### Records supplied
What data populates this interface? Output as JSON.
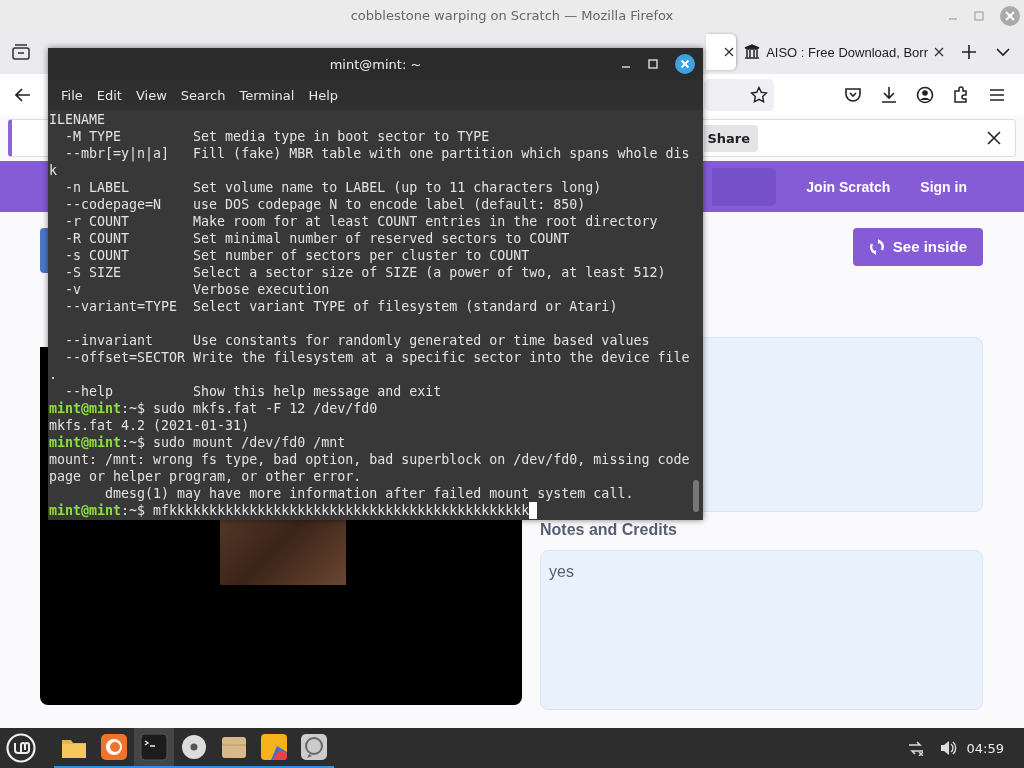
{
  "browser": {
    "title": "cobblestone warping on Scratch — Mozilla Firefox",
    "tabs": [
      {
        "selected": true
      },
      {
        "label": "AISO : Free Download, Borr",
        "selected": false
      }
    ],
    "notification": {
      "button": "Share"
    },
    "scratch": {
      "nav": [
        "Join Scratch",
        "Sign in"
      ],
      "see_inside": "See inside",
      "notes_heading": "Notes and Credits",
      "notes": "yes"
    }
  },
  "terminal": {
    "title": "mint@mint: ~",
    "menu": [
      "File",
      "Edit",
      "View",
      "Search",
      "Terminal",
      "Help"
    ],
    "lines": [
      {
        "kind": "text",
        "text": "ILENAME"
      },
      {
        "kind": "text",
        "text": "  -M TYPE         Set media type in boot sector to TYPE"
      },
      {
        "kind": "text",
        "text": "  --mbr[=y|n|a]   Fill (fake) MBR table with one partition which spans whole dis"
      },
      {
        "kind": "text",
        "text": "k"
      },
      {
        "kind": "text",
        "text": "  -n LABEL        Set volume name to LABEL (up to 11 characters long)"
      },
      {
        "kind": "text",
        "text": "  --codepage=N    use DOS codepage N to encode label (default: 850)"
      },
      {
        "kind": "text",
        "text": "  -r COUNT        Make room for at least COUNT entries in the root directory"
      },
      {
        "kind": "text",
        "text": "  -R COUNT        Set minimal number of reserved sectors to COUNT"
      },
      {
        "kind": "text",
        "text": "  -s COUNT        Set number of sectors per cluster to COUNT"
      },
      {
        "kind": "text",
        "text": "  -S SIZE         Select a sector size of SIZE (a power of two, at least 512)"
      },
      {
        "kind": "text",
        "text": "  -v              Verbose execution"
      },
      {
        "kind": "text",
        "text": "  --variant=TYPE  Select variant TYPE of filesystem (standard or Atari)"
      },
      {
        "kind": "blank"
      },
      {
        "kind": "text",
        "text": "  --invariant     Use constants for randomly generated or time based values"
      },
      {
        "kind": "text",
        "text": "  --offset=SECTOR Write the filesystem at a specific sector into the device file"
      },
      {
        "kind": "text",
        "text": "."
      },
      {
        "kind": "text",
        "text": "  --help          Show this help message and exit"
      },
      {
        "kind": "prompt",
        "user_host": "mint@mint",
        "path": ":~$",
        "command": "sudo mkfs.fat -F 12 /dev/fd0",
        "cursor": false
      },
      {
        "kind": "text",
        "text": "mkfs.fat 4.2 (2021-01-31)"
      },
      {
        "kind": "prompt",
        "user_host": "mint@mint",
        "path": ":~$",
        "command": "sudo mount /dev/fd0 /mnt",
        "cursor": false
      },
      {
        "kind": "text",
        "text": "mount: /mnt: wrong fs type, bad option, bad superblock on /dev/fd0, missing code"
      },
      {
        "kind": "text",
        "text": "page or helper program, or other error."
      },
      {
        "kind": "text",
        "text": "       dmesg(1) may have more information after failed mount system call."
      },
      {
        "kind": "prompt",
        "user_host": "mint@mint",
        "path": ":~$",
        "command": "mfkkkkkkkkkkkkkkkkkkkkkkkkkkkkkkkkkkkkkkkkkkkkk",
        "cursor": true
      }
    ]
  },
  "taskbar": {
    "launchers": [
      {
        "kind": "folder",
        "running": true,
        "selected": false
      },
      {
        "kind": "firefox",
        "running": true,
        "selected": false
      },
      {
        "kind": "terminal",
        "running": true,
        "selected": true
      },
      {
        "kind": "disc",
        "running": true,
        "selected": false
      },
      {
        "kind": "archive",
        "running": true,
        "selected": false
      },
      {
        "kind": "paint",
        "running": true,
        "selected": false
      },
      {
        "kind": "chat",
        "running": true,
        "selected": false
      }
    ],
    "clock": "04:59"
  }
}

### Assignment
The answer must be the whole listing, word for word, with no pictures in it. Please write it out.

### Your response
What data populates this interface? Output as JSON.
{
  "browser": {
    "title": "cobblestone warping on Scratch — Mozilla Firefox",
    "tabs": [
      {
        "selected": true
      },
      {
        "label": "AISO : Free Download, Borr",
        "selected": false
      }
    ],
    "notification": {
      "button": "Share"
    },
    "scratch": {
      "nav": [
        "Join Scratch",
        "Sign in"
      ],
      "see_inside": "See inside",
      "notes_heading": "Notes and Credits",
      "notes": "yes"
    }
  },
  "terminal": {
    "title": "mint@mint: ~",
    "menu": [
      "File",
      "Edit",
      "View",
      "Search",
      "Terminal",
      "Help"
    ],
    "lines": [
      {
        "kind": "text",
        "text": "ILENAME"
      },
      {
        "kind": "text",
        "text": "  -M TYPE         Set media type in boot sector to TYPE"
      },
      {
        "kind": "text",
        "text": "  --mbr[=y|n|a]   Fill (fake) MBR table with one partition which spans whole dis"
      },
      {
        "kind": "text",
        "text": "k"
      },
      {
        "kind": "text",
        "text": "  -n LABEL        Set volume name to LABEL (up to 11 characters long)"
      },
      {
        "kind": "text",
        "text": "  --codepage=N    use DOS codepage N to encode label (default: 850)"
      },
      {
        "kind": "text",
        "text": "  -r COUNT        Make room for at least COUNT entries in the root directory"
      },
      {
        "kind": "text",
        "text": "  -R COUNT        Set minimal number of reserved sectors to COUNT"
      },
      {
        "kind": "text",
        "text": "  -s COUNT        Set number of sectors per cluster to COUNT"
      },
      {
        "kind": "text",
        "text": "  -S SIZE         Select a sector size of SIZE (a power of two, at least 512)"
      },
      {
        "kind": "text",
        "text": "  -v              Verbose execution"
      },
      {
        "kind": "text",
        "text": "  --variant=TYPE  Select variant TYPE of filesystem (standard or Atari)"
      },
      {
        "kind": "blank"
      },
      {
        "kind": "text",
        "text": "  --invariant     Use constants for randomly generated or time based values"
      },
      {
        "kind": "text",
        "text": "  --offset=SECTOR Write the filesystem at a specific sector into the device file"
      },
      {
        "kind": "text",
        "text": "."
      },
      {
        "kind": "text",
        "text": "  --help          Show this help message and exit"
      },
      {
        "kind": "prompt",
        "user_host": "mint@mint",
        "path": ":~$",
        "command": "sudo mkfs.fat -F 12 /dev/fd0",
        "cursor": false
      },
      {
        "kind": "text",
        "text": "mkfs.fat 4.2 (2021-01-31)"
      },
      {
        "kind": "prompt",
        "user_host": "mint@mint",
        "path": ":~$",
        "command": "sudo mount /dev/fd0 /mnt",
        "cursor": false
      },
      {
        "kind": "text",
        "text": "mount: /mnt: wrong fs type, bad option, bad superblock on /dev/fd0, missing code"
      },
      {
        "kind": "text",
        "text": "page or helper program, or other error."
      },
      {
        "kind": "text",
        "text": "       dmesg(1) may have more information after failed mount system call."
      },
      {
        "kind": "prompt",
        "user_host": "mint@mint",
        "path": ":~$",
        "command": "mfkkkkkkkkkkkkkkkkkkkkkkkkkkkkkkkkkkkkkkkkkkkkk",
        "cursor": true
      }
    ]
  },
  "taskbar": {
    "launchers": [
      {
        "kind": "folder",
        "running": true,
        "selected": false
      },
      {
        "kind": "firefox",
        "running": true,
        "selected": false
      },
      {
        "kind": "terminal",
        "running": true,
        "selected": true
      },
      {
        "kind": "disc",
        "running": true,
        "selected": false
      },
      {
        "kind": "archive",
        "running": true,
        "selected": false
      },
      {
        "kind": "paint",
        "running": true,
        "selected": false
      },
      {
        "kind": "chat",
        "running": true,
        "selected": false
      }
    ],
    "clock": "04:59"
  }
}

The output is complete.